Exercise goal: Find every line below with the word "maximize". Then give only how many there are.

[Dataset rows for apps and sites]
== Segment start ==
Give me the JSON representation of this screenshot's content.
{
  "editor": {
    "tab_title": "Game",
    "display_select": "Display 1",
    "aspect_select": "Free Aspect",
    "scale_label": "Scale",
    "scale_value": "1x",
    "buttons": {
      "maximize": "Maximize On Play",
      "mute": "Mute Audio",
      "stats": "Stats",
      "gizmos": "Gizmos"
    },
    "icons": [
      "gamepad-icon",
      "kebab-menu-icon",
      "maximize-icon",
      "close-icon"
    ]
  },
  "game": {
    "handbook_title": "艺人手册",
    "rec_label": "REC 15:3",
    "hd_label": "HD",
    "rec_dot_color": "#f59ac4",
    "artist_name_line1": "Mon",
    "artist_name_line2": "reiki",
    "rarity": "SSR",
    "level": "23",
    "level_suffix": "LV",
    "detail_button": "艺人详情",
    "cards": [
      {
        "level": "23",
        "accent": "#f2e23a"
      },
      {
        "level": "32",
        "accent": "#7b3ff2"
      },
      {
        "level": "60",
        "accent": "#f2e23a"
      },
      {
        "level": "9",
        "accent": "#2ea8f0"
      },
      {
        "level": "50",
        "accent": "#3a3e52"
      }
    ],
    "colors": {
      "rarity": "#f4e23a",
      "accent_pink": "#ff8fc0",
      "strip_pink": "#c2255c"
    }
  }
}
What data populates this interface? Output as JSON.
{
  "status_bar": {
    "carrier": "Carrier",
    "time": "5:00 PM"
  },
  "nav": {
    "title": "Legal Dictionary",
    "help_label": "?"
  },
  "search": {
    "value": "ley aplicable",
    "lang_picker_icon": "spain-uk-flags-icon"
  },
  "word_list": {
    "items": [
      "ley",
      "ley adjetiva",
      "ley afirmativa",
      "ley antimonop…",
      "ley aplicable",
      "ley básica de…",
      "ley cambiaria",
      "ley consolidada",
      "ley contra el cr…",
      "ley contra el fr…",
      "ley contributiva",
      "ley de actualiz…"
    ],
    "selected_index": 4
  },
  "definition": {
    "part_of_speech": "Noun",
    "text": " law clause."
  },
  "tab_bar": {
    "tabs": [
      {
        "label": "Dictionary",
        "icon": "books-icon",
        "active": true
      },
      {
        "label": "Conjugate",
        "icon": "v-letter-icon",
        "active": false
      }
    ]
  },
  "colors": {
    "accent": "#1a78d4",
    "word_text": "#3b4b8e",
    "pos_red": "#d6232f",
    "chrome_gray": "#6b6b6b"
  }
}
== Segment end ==
Final answer: 2